"""
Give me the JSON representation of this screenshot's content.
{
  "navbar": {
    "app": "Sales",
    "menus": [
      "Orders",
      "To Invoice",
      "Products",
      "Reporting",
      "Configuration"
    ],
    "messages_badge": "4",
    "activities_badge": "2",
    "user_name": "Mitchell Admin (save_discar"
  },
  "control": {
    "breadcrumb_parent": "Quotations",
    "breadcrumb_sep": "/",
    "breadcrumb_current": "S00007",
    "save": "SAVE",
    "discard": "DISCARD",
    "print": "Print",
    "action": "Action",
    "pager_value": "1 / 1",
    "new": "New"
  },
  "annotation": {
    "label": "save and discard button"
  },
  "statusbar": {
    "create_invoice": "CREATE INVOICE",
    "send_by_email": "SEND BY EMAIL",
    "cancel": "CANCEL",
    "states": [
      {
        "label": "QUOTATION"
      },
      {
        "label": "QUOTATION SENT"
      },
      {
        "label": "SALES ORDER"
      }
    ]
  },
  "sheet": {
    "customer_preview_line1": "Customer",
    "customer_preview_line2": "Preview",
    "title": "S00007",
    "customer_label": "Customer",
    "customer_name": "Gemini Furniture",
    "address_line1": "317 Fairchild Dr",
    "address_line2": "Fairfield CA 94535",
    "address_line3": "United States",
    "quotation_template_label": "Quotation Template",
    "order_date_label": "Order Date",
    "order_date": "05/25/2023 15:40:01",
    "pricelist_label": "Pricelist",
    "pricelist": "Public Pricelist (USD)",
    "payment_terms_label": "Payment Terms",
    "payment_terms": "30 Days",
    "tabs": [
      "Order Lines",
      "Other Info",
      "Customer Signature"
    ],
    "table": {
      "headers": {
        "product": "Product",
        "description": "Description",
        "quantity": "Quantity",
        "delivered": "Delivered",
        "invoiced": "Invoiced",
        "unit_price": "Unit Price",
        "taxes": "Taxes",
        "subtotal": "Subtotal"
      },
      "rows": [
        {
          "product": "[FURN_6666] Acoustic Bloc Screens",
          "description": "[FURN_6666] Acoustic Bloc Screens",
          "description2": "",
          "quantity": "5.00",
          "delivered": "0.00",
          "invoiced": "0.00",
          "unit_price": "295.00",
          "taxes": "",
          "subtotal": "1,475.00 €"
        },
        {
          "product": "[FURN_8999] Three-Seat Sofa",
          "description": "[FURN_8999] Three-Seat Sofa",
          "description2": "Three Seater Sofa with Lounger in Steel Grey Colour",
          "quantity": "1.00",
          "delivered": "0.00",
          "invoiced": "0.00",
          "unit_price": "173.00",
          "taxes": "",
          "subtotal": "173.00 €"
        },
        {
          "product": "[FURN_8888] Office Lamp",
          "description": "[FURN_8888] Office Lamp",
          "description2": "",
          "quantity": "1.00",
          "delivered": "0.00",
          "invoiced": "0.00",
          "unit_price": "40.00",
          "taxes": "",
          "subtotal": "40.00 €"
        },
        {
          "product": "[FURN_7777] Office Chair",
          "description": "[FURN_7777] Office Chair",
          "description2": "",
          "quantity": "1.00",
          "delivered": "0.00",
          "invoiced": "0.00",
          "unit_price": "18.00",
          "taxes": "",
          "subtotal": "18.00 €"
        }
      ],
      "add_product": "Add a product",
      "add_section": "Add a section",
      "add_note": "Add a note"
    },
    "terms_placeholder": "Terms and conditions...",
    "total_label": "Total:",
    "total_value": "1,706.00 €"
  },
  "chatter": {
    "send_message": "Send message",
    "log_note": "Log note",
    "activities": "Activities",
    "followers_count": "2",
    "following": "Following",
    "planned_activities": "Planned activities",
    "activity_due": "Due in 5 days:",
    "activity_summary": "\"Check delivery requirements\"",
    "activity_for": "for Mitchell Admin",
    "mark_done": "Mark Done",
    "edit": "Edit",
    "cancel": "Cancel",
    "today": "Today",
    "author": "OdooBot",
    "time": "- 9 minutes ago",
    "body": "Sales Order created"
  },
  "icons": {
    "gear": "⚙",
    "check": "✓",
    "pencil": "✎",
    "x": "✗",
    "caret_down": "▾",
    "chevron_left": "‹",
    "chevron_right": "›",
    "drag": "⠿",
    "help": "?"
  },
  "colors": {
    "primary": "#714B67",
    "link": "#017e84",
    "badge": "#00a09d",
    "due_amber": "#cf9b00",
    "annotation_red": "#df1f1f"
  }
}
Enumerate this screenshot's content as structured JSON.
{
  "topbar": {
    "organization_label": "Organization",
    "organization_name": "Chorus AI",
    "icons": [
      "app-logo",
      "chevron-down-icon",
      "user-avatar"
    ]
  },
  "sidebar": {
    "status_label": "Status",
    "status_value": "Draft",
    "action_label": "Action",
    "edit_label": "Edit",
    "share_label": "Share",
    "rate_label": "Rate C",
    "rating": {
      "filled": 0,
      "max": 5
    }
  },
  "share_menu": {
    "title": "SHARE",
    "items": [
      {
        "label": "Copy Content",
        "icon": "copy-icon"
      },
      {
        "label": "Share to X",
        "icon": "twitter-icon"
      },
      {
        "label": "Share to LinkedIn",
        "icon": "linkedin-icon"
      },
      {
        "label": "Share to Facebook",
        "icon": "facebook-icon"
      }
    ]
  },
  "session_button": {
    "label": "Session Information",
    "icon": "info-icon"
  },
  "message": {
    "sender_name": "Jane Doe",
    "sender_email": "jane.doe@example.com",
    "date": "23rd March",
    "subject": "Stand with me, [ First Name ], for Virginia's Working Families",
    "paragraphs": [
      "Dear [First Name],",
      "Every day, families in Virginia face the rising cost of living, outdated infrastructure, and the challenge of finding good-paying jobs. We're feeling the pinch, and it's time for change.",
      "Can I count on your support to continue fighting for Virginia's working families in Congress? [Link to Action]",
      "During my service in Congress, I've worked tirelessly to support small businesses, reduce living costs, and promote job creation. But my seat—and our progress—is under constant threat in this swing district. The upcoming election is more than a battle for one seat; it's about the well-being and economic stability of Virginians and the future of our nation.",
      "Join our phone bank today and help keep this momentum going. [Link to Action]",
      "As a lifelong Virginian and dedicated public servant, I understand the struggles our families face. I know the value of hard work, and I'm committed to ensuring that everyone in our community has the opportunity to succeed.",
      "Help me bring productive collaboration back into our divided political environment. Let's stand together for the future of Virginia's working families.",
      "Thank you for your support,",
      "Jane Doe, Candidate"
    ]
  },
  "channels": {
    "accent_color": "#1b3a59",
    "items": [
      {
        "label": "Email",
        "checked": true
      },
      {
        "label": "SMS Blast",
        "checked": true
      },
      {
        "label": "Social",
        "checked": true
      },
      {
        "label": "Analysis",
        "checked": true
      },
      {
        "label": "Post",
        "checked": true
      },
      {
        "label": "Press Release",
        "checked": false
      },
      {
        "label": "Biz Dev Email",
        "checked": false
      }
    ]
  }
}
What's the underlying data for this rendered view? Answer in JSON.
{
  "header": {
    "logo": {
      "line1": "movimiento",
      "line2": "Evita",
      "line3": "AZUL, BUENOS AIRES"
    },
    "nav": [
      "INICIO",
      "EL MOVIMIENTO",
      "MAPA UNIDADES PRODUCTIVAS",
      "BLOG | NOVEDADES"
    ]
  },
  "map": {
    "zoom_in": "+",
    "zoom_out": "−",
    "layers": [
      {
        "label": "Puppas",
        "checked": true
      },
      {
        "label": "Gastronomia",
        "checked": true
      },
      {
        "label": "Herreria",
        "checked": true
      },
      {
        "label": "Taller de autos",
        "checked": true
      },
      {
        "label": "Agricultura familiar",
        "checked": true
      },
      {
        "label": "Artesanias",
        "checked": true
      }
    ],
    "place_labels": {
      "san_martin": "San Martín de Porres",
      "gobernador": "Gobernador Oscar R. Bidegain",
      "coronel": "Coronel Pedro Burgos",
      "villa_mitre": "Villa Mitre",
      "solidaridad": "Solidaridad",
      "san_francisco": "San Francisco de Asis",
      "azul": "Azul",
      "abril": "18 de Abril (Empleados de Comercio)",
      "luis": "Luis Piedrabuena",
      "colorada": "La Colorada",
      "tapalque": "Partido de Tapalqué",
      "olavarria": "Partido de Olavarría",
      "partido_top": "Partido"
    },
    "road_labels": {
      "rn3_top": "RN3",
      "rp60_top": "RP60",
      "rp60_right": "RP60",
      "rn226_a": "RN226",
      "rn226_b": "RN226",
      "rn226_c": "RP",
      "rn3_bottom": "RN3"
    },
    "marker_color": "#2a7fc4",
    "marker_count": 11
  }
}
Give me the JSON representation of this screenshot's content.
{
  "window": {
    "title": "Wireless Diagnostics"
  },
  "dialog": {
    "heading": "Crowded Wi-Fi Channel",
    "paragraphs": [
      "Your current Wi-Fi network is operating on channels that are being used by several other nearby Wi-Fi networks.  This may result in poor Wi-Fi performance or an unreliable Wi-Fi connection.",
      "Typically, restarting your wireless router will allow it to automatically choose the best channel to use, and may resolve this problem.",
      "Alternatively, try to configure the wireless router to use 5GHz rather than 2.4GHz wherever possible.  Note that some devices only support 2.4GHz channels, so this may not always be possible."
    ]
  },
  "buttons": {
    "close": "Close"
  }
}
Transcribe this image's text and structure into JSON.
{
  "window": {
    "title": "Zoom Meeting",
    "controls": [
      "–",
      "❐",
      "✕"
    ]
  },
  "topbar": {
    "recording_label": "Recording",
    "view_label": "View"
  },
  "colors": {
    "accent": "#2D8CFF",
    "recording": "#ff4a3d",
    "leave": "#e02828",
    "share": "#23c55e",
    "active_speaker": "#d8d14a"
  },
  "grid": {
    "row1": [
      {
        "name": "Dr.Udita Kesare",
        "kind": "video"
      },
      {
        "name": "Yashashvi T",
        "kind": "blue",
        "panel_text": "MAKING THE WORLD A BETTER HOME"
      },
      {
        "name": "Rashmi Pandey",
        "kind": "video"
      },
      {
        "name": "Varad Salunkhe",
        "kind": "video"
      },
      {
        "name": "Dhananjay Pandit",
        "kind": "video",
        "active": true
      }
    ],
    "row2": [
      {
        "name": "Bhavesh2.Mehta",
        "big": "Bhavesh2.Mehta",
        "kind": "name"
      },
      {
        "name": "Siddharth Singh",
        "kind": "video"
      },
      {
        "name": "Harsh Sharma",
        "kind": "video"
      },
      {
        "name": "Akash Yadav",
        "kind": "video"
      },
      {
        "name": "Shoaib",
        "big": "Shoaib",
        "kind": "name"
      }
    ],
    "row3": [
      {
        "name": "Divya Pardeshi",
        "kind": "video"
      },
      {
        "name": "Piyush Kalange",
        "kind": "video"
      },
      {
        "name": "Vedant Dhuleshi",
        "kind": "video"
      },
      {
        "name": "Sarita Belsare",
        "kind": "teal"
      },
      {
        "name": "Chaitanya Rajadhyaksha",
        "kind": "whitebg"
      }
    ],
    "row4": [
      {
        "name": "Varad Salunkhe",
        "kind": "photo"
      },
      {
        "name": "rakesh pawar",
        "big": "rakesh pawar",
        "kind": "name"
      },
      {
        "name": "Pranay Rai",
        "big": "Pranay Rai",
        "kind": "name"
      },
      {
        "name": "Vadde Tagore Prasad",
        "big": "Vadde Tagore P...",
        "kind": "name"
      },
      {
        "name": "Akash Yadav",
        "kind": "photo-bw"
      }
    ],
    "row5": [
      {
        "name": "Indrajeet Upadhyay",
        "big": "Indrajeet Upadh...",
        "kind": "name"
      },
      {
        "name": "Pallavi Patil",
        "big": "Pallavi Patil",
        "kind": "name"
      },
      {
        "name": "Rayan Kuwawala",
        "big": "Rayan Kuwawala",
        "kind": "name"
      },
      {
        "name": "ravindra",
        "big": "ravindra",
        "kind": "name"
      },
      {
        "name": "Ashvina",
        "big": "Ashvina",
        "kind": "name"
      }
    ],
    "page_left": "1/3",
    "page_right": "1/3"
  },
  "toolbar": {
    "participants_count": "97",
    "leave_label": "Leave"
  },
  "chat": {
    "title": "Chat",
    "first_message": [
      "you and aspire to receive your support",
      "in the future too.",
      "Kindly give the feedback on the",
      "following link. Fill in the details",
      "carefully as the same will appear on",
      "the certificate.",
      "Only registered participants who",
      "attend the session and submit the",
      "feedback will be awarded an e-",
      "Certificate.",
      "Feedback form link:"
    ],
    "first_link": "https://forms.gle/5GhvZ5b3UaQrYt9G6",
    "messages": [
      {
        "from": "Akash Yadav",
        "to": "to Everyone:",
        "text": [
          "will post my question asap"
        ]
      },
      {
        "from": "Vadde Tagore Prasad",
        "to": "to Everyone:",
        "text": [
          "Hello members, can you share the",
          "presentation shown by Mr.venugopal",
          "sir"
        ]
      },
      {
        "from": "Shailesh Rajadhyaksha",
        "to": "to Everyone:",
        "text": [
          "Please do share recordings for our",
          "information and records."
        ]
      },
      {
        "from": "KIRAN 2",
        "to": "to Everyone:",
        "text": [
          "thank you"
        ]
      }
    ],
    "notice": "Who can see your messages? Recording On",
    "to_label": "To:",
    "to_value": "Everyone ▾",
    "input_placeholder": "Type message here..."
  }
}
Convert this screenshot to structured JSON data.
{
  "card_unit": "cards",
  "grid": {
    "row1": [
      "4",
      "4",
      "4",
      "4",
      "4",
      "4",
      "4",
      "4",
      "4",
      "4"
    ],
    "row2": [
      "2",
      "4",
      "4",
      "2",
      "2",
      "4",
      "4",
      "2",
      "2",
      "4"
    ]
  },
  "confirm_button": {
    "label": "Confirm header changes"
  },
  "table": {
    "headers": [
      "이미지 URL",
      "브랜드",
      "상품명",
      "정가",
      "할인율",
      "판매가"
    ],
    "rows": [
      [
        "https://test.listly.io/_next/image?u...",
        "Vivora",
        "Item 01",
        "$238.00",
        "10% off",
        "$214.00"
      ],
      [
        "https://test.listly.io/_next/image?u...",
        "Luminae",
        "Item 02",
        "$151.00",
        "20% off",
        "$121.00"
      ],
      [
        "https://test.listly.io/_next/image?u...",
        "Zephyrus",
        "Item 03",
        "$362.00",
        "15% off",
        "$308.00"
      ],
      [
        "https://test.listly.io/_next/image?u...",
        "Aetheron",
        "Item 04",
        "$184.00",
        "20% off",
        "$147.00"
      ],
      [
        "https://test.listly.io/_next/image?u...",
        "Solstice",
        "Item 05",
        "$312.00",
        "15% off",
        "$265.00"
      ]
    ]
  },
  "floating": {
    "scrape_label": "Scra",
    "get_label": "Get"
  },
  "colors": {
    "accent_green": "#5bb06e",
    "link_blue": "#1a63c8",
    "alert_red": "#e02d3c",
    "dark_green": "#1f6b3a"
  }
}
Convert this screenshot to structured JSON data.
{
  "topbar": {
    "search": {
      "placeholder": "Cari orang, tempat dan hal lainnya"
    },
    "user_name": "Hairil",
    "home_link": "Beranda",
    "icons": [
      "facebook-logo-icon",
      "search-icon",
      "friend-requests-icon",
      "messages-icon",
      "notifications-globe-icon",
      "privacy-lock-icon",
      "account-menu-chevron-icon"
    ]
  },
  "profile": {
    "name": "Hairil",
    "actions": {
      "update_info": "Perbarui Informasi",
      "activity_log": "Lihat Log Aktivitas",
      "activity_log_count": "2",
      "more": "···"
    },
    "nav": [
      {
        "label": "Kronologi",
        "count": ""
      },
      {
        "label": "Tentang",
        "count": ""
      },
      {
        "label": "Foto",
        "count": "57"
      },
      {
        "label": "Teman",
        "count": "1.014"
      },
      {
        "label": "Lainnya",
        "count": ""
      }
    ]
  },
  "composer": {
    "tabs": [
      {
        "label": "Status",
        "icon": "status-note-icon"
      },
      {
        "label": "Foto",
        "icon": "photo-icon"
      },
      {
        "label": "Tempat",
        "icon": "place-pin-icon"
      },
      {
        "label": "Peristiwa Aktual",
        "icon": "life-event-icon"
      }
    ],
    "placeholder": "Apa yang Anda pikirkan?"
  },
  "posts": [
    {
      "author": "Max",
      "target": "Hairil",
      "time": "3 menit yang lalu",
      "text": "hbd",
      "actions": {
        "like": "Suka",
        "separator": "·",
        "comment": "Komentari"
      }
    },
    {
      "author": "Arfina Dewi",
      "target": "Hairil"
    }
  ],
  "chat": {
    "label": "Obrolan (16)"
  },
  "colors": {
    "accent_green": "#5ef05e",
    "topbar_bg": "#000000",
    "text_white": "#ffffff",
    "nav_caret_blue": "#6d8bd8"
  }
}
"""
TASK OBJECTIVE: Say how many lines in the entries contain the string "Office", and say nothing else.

SOLUTION FOR THIS TASK: 4